Talking Politics Guide to ... The Gilded Age
We talk to historian Sarah Churchwell about the Gilded Age in late nineteenth century America and the comparisons with today. Rampant inequality, racial conflict, fights over immigration, technological revolution: is Trump's America repeating the pattern or is it something
In 1873, Mark Twain and Charles W. Warner coined the term “The Gilded Age,” in their eponymous novel.
- The phrase was re-discovered in the 1920s and applied retrospectively to the period of the 1870s-roughly 1900.
- The Gilded Age satirized the way wealth and consumerism were taking over American life and showed how this move towards a “huxterist” culture was subverting America’s democratic ideals.
Yet this was also a period of real growth.
- The major transformation of the period was the railroad.
- Rampant inequality characterized the era: the robber barons on the one hand, and poor immigrant communities on the other. But in the middle of this, there was also a group of people working their way into the middle class.
Immigration, particularly from Eastern Europe, exploded during this period.
- America did not have immigration control.
- The first immigration laws were passed in the 1880s and 1890s, most notably the Chinese Exclusion Act.
Reconstruction overlaps with the Gilded Age.
- There was no redistribution to the former slaves. Johnson effectively pardoned the former Confederates.
- The Klan emerged during this period as domestic terrorists.
- This ultimately leads to the Great Migration, African Americans leaving the South to seek opportunities further North.
The bridge between the Gilded Age and the Progressive Period was the age of populism.
- William Jennings Bryan was a grassroots populist who almost became president.

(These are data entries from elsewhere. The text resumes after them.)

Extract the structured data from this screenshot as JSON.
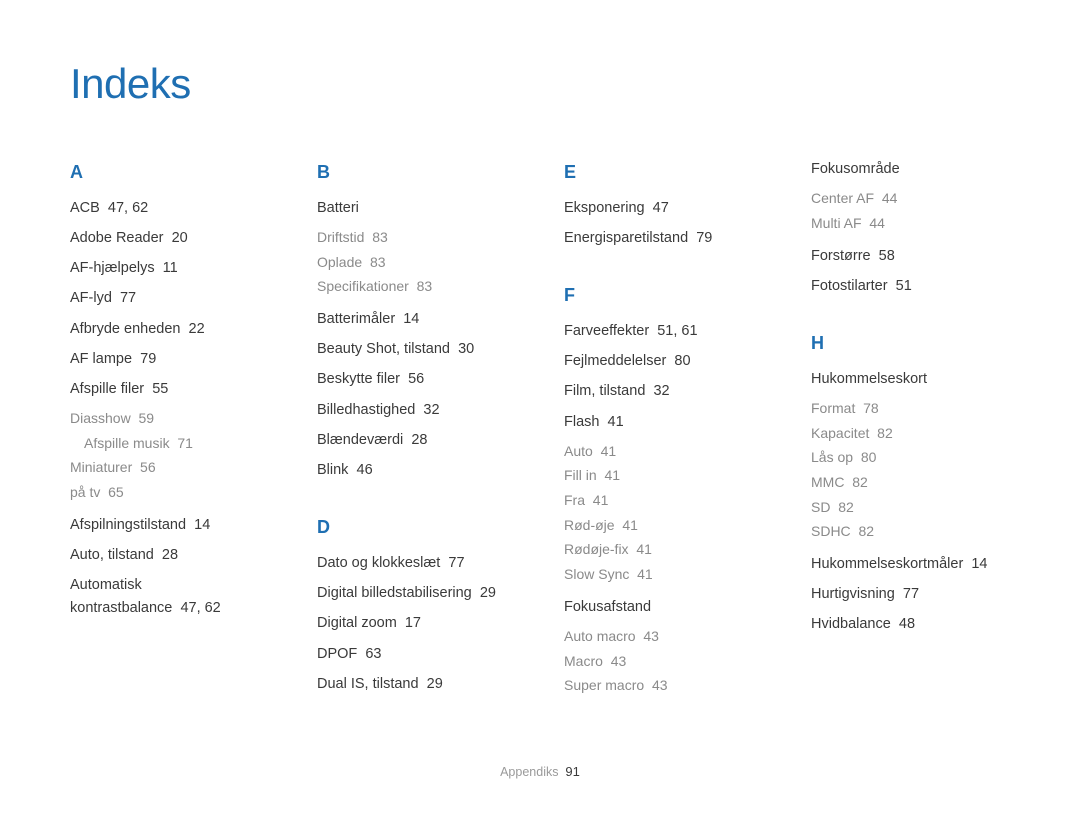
{
  "title": "Indeks",
  "footer": {
    "section": "Appendiks",
    "page": "91"
  },
  "columns": [
    [
      {
        "type": "letter",
        "text": "A"
      },
      {
        "type": "entry",
        "term": "ACB",
        "pages": "47, 62"
      },
      {
        "type": "entry",
        "term": "Adobe Reader",
        "pages": "20"
      },
      {
        "type": "entry",
        "term": "AF-hjælpelys",
        "pages": "11"
      },
      {
        "type": "entry",
        "term": "AF-lyd",
        "pages": "77"
      },
      {
        "type": "entry",
        "term": "Afbryde enheden",
        "pages": "22"
      },
      {
        "type": "entry",
        "term": "AF lampe",
        "pages": "79"
      },
      {
        "type": "entry",
        "term": "Afspille filer",
        "pages": "55"
      },
      {
        "type": "sub",
        "term": "Diasshow",
        "pages": "59",
        "indent": 0
      },
      {
        "type": "sub",
        "term": "Afspille musik",
        "pages": "71",
        "indent": 1
      },
      {
        "type": "sub",
        "term": "Miniaturer",
        "pages": "56",
        "indent": 0
      },
      {
        "type": "sub",
        "term": "på tv",
        "pages": "65",
        "indent": 0
      },
      {
        "type": "entry",
        "term": "Afspilningstilstand",
        "pages": "14",
        "topgap": true
      },
      {
        "type": "entry",
        "term": "Auto, tilstand",
        "pages": "28"
      },
      {
        "type": "entry",
        "term": "Automatisk kontrastbalance",
        "pages": "47, 62"
      }
    ],
    [
      {
        "type": "letter",
        "text": "B"
      },
      {
        "type": "entry",
        "term": "Batteri",
        "pages": ""
      },
      {
        "type": "sub",
        "term": "Driftstid",
        "pages": "83"
      },
      {
        "type": "sub",
        "term": "Oplade",
        "pages": "83"
      },
      {
        "type": "sub",
        "term": "Specifikationer",
        "pages": "83"
      },
      {
        "type": "entry",
        "term": "Batterimåler",
        "pages": "14",
        "topgap": true
      },
      {
        "type": "entry",
        "term": "Beauty Shot, tilstand",
        "pages": "30"
      },
      {
        "type": "entry",
        "term": "Beskytte filer",
        "pages": "56"
      },
      {
        "type": "entry",
        "term": "Billedhastighed",
        "pages": "32"
      },
      {
        "type": "entry",
        "term": "Blændeværdi",
        "pages": "28"
      },
      {
        "type": "entry",
        "term": "Blink",
        "pages": "46"
      },
      {
        "type": "gap"
      },
      {
        "type": "letter",
        "text": "D"
      },
      {
        "type": "entry",
        "term": "Dato og klokkeslæt",
        "pages": "77"
      },
      {
        "type": "entry",
        "term": "Digital billedstabilisering",
        "pages": "29"
      },
      {
        "type": "entry",
        "term": "Digital zoom",
        "pages": "17"
      },
      {
        "type": "entry",
        "term": "DPOF",
        "pages": "63"
      },
      {
        "type": "entry",
        "term": "Dual IS, tilstand",
        "pages": "29"
      }
    ],
    [
      {
        "type": "letter",
        "text": "E"
      },
      {
        "type": "entry",
        "term": "Eksponering",
        "pages": "47"
      },
      {
        "type": "entry",
        "term": "Energisparetilstand",
        "pages": "79"
      },
      {
        "type": "gap"
      },
      {
        "type": "letter",
        "text": "F"
      },
      {
        "type": "entry",
        "term": "Farveeffekter",
        "pages": "51, 61"
      },
      {
        "type": "entry",
        "term": "Fejlmeddelelser",
        "pages": "80"
      },
      {
        "type": "entry",
        "term": "Film, tilstand",
        "pages": "32"
      },
      {
        "type": "entry",
        "term": "Flash",
        "pages": "41"
      },
      {
        "type": "sub",
        "term": "Auto",
        "pages": "41"
      },
      {
        "type": "sub",
        "term": "Fill in",
        "pages": "41"
      },
      {
        "type": "sub",
        "term": "Fra",
        "pages": "41"
      },
      {
        "type": "sub",
        "term": "Rød-øje",
        "pages": "41"
      },
      {
        "type": "sub",
        "term": "Rødøje-fix",
        "pages": "41"
      },
      {
        "type": "sub",
        "term": "Slow Sync",
        "pages": "41"
      },
      {
        "type": "entry",
        "term": "Fokusafstand",
        "pages": "",
        "topgap": true
      },
      {
        "type": "sub",
        "term": "Auto macro",
        "pages": "43"
      },
      {
        "type": "sub",
        "term": "Macro",
        "pages": "43"
      },
      {
        "type": "sub",
        "term": "Super macro",
        "pages": "43"
      }
    ],
    [
      {
        "type": "entry",
        "term": "Fokusområde",
        "pages": ""
      },
      {
        "type": "sub",
        "term": "Center AF",
        "pages": "44"
      },
      {
        "type": "sub",
        "term": "Multi AF",
        "pages": "44"
      },
      {
        "type": "entry",
        "term": "Forstørre",
        "pages": "58",
        "topgap": true
      },
      {
        "type": "entry",
        "term": "Fotostilarter",
        "pages": "51"
      },
      {
        "type": "gap"
      },
      {
        "type": "letter",
        "text": "H"
      },
      {
        "type": "entry",
        "term": "Hukommelseskort",
        "pages": ""
      },
      {
        "type": "sub",
        "term": "Format",
        "pages": "78"
      },
      {
        "type": "sub",
        "term": "Kapacitet",
        "pages": "82"
      },
      {
        "type": "sub",
        "term": "Lås op",
        "pages": "80"
      },
      {
        "type": "sub",
        "term": "MMC",
        "pages": "82"
      },
      {
        "type": "sub",
        "term": "SD",
        "pages": "82"
      },
      {
        "type": "sub",
        "term": "SDHC",
        "pages": "82"
      },
      {
        "type": "entry",
        "term": "Hukommelseskortmåler",
        "pages": "14",
        "topgap": true
      },
      {
        "type": "entry",
        "term": "Hurtigvisning",
        "pages": "77"
      },
      {
        "type": "entry",
        "term": "Hvidbalance",
        "pages": "48"
      }
    ]
  ]
}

- There are many echoes to the present moment: white working class men asserting their right to be middle America at the cost of excluding other communities.
Is this a new Gilded Age?
- Today, the tech giants are cornering technology the way that Carneige cornered steel.
- But maybe the gilt is the story, and the exceptional moments are the aberrations.
See acast.com/privacy for privacy and opt-out information.